Data entries -
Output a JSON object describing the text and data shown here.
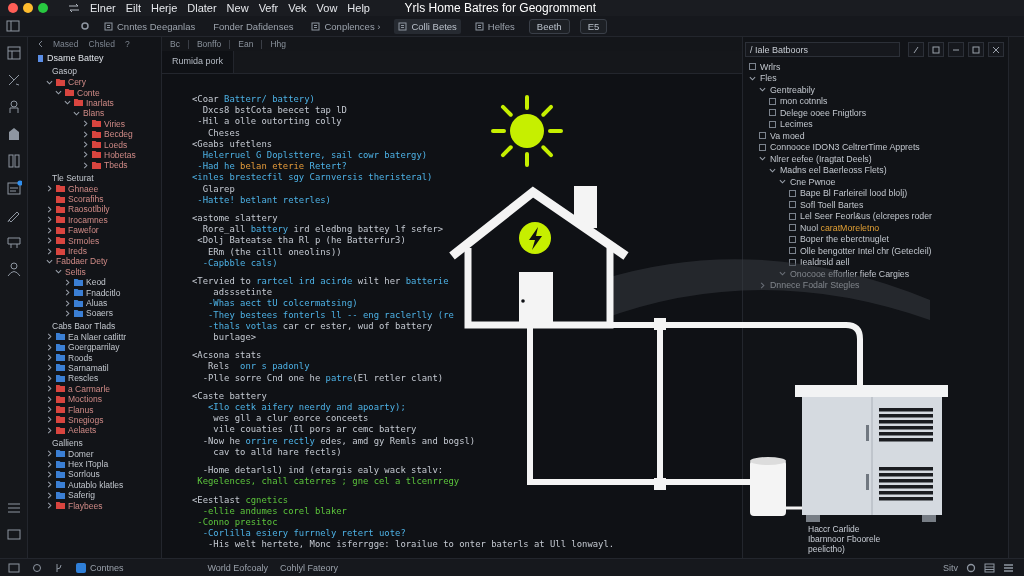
{
  "window": {
    "title": "Yrls Home Batres for Geogromment"
  },
  "menu": [
    "Elner",
    "Eilt",
    "Herje",
    "Dlater",
    "New",
    "Vefr",
    "Vek",
    "Vow",
    "Help"
  ],
  "toolbar": [
    {
      "label": "Cnntes Deeganlas",
      "kind": "icon",
      "selected": false
    },
    {
      "label": "Fonder Dafidenses",
      "kind": "text",
      "selected": false
    },
    {
      "label": "Conplences ›",
      "kind": "icon",
      "selected": false
    },
    {
      "label": "Colli Betes",
      "kind": "icon",
      "selected": true
    },
    {
      "label": "Helfes",
      "kind": "icon",
      "selected": false
    },
    {
      "label": "Beeth",
      "kind": "button",
      "selected": false
    },
    {
      "label": "E5",
      "kind": "button",
      "selected": false
    }
  ],
  "sidebar": {
    "toolbar": [
      "Mased",
      "Chsled",
      "?"
    ],
    "title": "Dsame Battey",
    "sections": [
      {
        "title": "Gasop",
        "items": [
          {
            "label": "Cery",
            "color": "#d9453f",
            "expanded": true,
            "children": [
              {
                "label": "Conte",
                "color": "#d9453f",
                "expanded": true,
                "children": [
                  {
                    "label": "Inarlats",
                    "color": "#d9453f",
                    "expanded": true,
                    "children": [
                      {
                        "label": "Blans",
                        "expanded": true,
                        "children": [
                          {
                            "label": "Viries",
                            "color": "#d9453f",
                            "expanded": false
                          },
                          {
                            "label": "Becdeg",
                            "color": "#d9453f",
                            "expanded": false
                          },
                          {
                            "label": "Loeds",
                            "color": "#d9453f",
                            "expanded": false
                          },
                          {
                            "label": "Hobetas",
                            "color": "#d9453f",
                            "expanded": false
                          },
                          {
                            "label": "Tbeds",
                            "color": "#d9453f",
                            "expanded": false
                          }
                        ]
                      }
                    ]
                  }
                ]
              }
            ]
          }
        ]
      },
      {
        "title": "Tle Seturat",
        "items": [
          {
            "label": "Ghnaee",
            "color": "#d9453f",
            "expanded": false
          },
          {
            "label": "Scorafihs",
            "color": "#d9453f"
          },
          {
            "label": "Raosotlbily",
            "color": "#d9453f",
            "expanded": false
          },
          {
            "label": "Irocamnes",
            "color": "#d9453f",
            "expanded": false
          },
          {
            "label": "Fawefor",
            "color": "#d9453f",
            "expanded": false
          },
          {
            "label": "Srmoles",
            "color": "#d9453f",
            "expanded": false
          },
          {
            "label": "Ireds",
            "color": "#d9453f",
            "expanded": false
          },
          {
            "label": "Fabdaer Dety",
            "expanded": true,
            "children": [
              {
                "label": "Seltis",
                "expanded": true,
                "children": [
                  {
                    "label": "Keod",
                    "color": "#3b7fd4",
                    "expanded": false
                  },
                  {
                    "label": "Fnadcitlo",
                    "color": "#3b7fd4",
                    "expanded": false
                  },
                  {
                    "label": "Aluas",
                    "color": "#3b7fd4",
                    "expanded": false
                  },
                  {
                    "label": "Soaers",
                    "color": "#3b7fd4",
                    "expanded": false
                  }
                ]
              }
            ]
          }
        ]
      },
      {
        "title": "Cabs Baor Tlads",
        "items": [
          {
            "label": "Ea Nlaer catlittr",
            "color": "#3b7fd4",
            "expanded": false
          },
          {
            "label": "Goergparrilay",
            "color": "#3b7fd4",
            "expanded": false
          },
          {
            "label": "Roods",
            "color": "#3b7fd4",
            "expanded": false
          },
          {
            "label": "Sarnamatil",
            "color": "#3b7fd4",
            "expanded": false
          },
          {
            "label": "Rescles",
            "color": "#3b7fd4",
            "expanded": false
          },
          {
            "label": "a Carmarle",
            "color": "#d9453f",
            "expanded": false
          },
          {
            "label": "Moctions",
            "color": "#d9453f",
            "expanded": false
          },
          {
            "label": "Flanus",
            "color": "#d9453f",
            "expanded": false
          },
          {
            "label": "Snegiogs",
            "color": "#d9453f",
            "expanded": false
          },
          {
            "label": "Aelaets",
            "color": "#d9453f",
            "expanded": false
          }
        ]
      },
      {
        "title": "Galliens",
        "items": [
          {
            "label": "Domer",
            "color": "#3b7fd4",
            "expanded": false
          },
          {
            "label": "Hex ITopla",
            "color": "#3b7fd4",
            "expanded": false
          },
          {
            "label": "Sorrlous",
            "color": "#3b7fd4",
            "expanded": false
          },
          {
            "label": "Autablo klatles",
            "color": "#3b7fd4",
            "expanded": false
          },
          {
            "label": "Saferig",
            "color": "#3b7fd4",
            "expanded": false
          },
          {
            "label": "Flaybees",
            "color": "#d9453f",
            "expanded": false
          }
        ]
      }
    ]
  },
  "editor": {
    "toolbar": [
      "Bc",
      "Bonffo",
      "Ean",
      "Hhg"
    ],
    "tab": "Rumida pork",
    "blocks": [
      {
        "lines": [
          [
            {
              "text": "<Coar ",
              "kind": "plain"
            },
            {
              "text": "Batterr/ battery)",
              "kind": "name"
            }
          ],
          [
            {
              "text": "  Dxcs8 bstCota beecet tap lD",
              "kind": "plain"
            }
          ],
          [
            {
              "text": " -Hil a olle outorting colly",
              "kind": "plain"
            }
          ],
          [
            {
              "text": "   Cheses",
              "kind": "plain"
            }
          ],
          [
            {
              "text": "<Geabs ufetlens",
              "kind": "plain"
            }
          ],
          [
            {
              "text": "  Helerruel G Doplsttere, sail cowr batergy)",
              "kind": "name"
            }
          ],
          [
            {
              "text": " -Had he ",
              "kind": "name"
            },
            {
              "text": "belan eterie",
              "kind": "warn"
            },
            {
              "text": " Retert?",
              "kind": "name"
            }
          ],
          [
            {
              "text": "<inles brestecfil sgy Carnversis theristeral)",
              "kind": "name"
            }
          ],
          [
            {
              "text": "  Glarep",
              "kind": "plain"
            }
          ],
          [
            {
              "text": " -Hatte! betlant reterles)",
              "kind": "name"
            }
          ]
        ]
      },
      {
        "lines": [
          [
            {
              "text": "<astome slattery",
              "kind": "plain"
            }
          ],
          [
            {
              "text": "  Rore_all ",
              "kind": "plain"
            },
            {
              "text": "battery",
              "kind": "name"
            },
            {
              "text": " ird eledbng battey lf sefer>",
              "kind": "plain"
            }
          ],
          [
            {
              "text": " <Dolj Bateatse tha Rl p (he Batterfur3)",
              "kind": "plain"
            }
          ],
          [
            {
              "text": "   ERm (the cilll oneolins))",
              "kind": "plain"
            }
          ],
          [
            {
              "text": "  -Capbble cals)",
              "kind": "name"
            }
          ]
        ]
      },
      {
        "lines": [
          [
            {
              "text": "<Tervied to ",
              "kind": "plain"
            },
            {
              "text": "rartcel ird acirde",
              "kind": "name"
            },
            {
              "text": " wilt her ",
              "kind": "plain"
            },
            {
              "text": "batterie",
              "kind": "name"
            }
          ],
          [
            {
              "text": "    adsssetinte",
              "kind": "plain"
            }
          ],
          [
            {
              "text": "   -Whas aect tU colcermatsing)",
              "kind": "name"
            }
          ],
          [
            {
              "text": "   -They bestees fonterls ll -- eng raclerlly (re",
              "kind": "name"
            }
          ],
          [
            {
              "text": "   -thals votlas ",
              "kind": "name"
            },
            {
              "text": "car cr ester, wud of battery",
              "kind": "plain"
            }
          ],
          [
            {
              "text": "    burlage>",
              "kind": "plain"
            }
          ]
        ]
      },
      {
        "lines": [
          [
            {
              "text": "<Acsona stats",
              "kind": "plain"
            }
          ],
          [
            {
              "text": "   Rels  ",
              "kind": "plain"
            },
            {
              "text": "onr s padonly",
              "kind": "name"
            }
          ],
          [
            {
              "text": "  -Plle sorre Cnd one he ",
              "kind": "plain"
            },
            {
              "text": "patre",
              "kind": "name"
            },
            {
              "text": "(El retler clant)",
              "kind": "plain"
            }
          ]
        ]
      },
      {
        "lines": [
          [
            {
              "text": "<Caste battery",
              "kind": "plain"
            }
          ],
          [
            {
              "text": "   <Ilo cetk aifery neerdy and apoarty);",
              "kind": "name"
            }
          ],
          [
            {
              "text": "    wes gll a clur eorce conceets",
              "kind": "plain"
            }
          ],
          [
            {
              "text": "    vile couaties (Il pors ar cemc battery",
              "kind": "plain"
            }
          ],
          [
            {
              "text": "  -Now he ",
              "kind": "plain"
            },
            {
              "text": "orrire rectly",
              "kind": "name"
            },
            {
              "text": " edes, amd gy Remls and bogsl)",
              "kind": "plain"
            }
          ],
          [
            {
              "text": "    cav to alld hare fectls)",
              "kind": "plain"
            }
          ]
        ]
      },
      {
        "lines": [
          [
            {
              "text": "  -Home detarlsl) ind (etargis ealy wack stalv:",
              "kind": "plain"
            }
          ],
          [
            {
              "text": " Kegelences, chall caterres ; gne cel a tlcenrregy",
              "kind": "ok"
            }
          ]
        ]
      },
      {
        "lines": [
          [
            {
              "text": "<Eestlast ",
              "kind": "plain"
            },
            {
              "text": "cgnetics",
              "kind": "ok"
            }
          ],
          [
            {
              "text": "  -ellie andumes corel blaker",
              "kind": "ok"
            }
          ],
          [
            {
              "text": " -Conno presitoc",
              "kind": "ok"
            }
          ],
          [
            {
              "text": "  -Corlilla esiery furrnely retert uote?",
              "kind": "name"
            }
          ],
          [
            {
              "text": "   -His welt hertete, Monc isferrgge: lorailue to onter baterls at Ull lonwayl.",
              "kind": "plain"
            }
          ]
        ]
      }
    ]
  },
  "panel": {
    "field": "/ Iale Batboors",
    "items": [
      {
        "label": "Wrlrs"
      },
      {
        "label": "Fles",
        "expanded": true,
        "children": [
          {
            "label": "Gentreabily",
            "expanded": true,
            "children": [
              {
                "label": "mon cotnnls"
              },
              {
                "label": "Delege ooee Fnigtlors"
              },
              {
                "label": "Lecimes"
              }
            ]
          },
          {
            "label": "Va moed"
          },
          {
            "label": "Connooce IDON3 CeltrerTime Apprets"
          },
          {
            "label": "Nlrer eefee (Iragtat Deels)",
            "expanded": true,
            "children": [
              {
                "label": "Madns eel Baerleoss Flets)",
                "expanded": true,
                "children": [
                  {
                    "label": "Cne Pwnoe",
                    "expanded": true,
                    "children": [
                      {
                        "label": "Bape Bl Farleireil lood blolj)"
                      },
                      {
                        "label": "Sofl Toell Bartes"
                      },
                      {
                        "label": "Lel Seer Feorl&us (elcrepes roder"
                      },
                      {
                        "label": "Nuol",
                        "highlight": "caratMoreletno"
                      },
                      {
                        "label": "Boper the eberctnuglet"
                      },
                      {
                        "label": "Olle bengotter Intel chr (Getecleil)"
                      },
                      {
                        "label": "Iealdrsld aell"
                      }
                    ]
                  },
                  {
                    "label": "Onocooe efforlier fiefe Cargies",
                    "expanded": true
                  }
                ]
              }
            ]
          },
          {
            "label": "Dnnece Fodalr Stegles",
            "expanded": false
          }
        ]
      }
    ],
    "caption": [
      "Haccr Carlide",
      "Ibarnnoor Fboorele",
      "peelictho)"
    ]
  },
  "status": {
    "items": [
      "Contnes",
      "World Eofcoaly",
      "Cohlyl Fateory"
    ],
    "right": "Sitv"
  }
}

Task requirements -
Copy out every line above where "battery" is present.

Result of the exercise -
              "text": "Batterr/ battery)",
              "text": "battery",
              "text": "car cr ester, wud of battery",
              "text": "<Caste battery",
              "text": "    vile couaties (Il pors ar cemc battery",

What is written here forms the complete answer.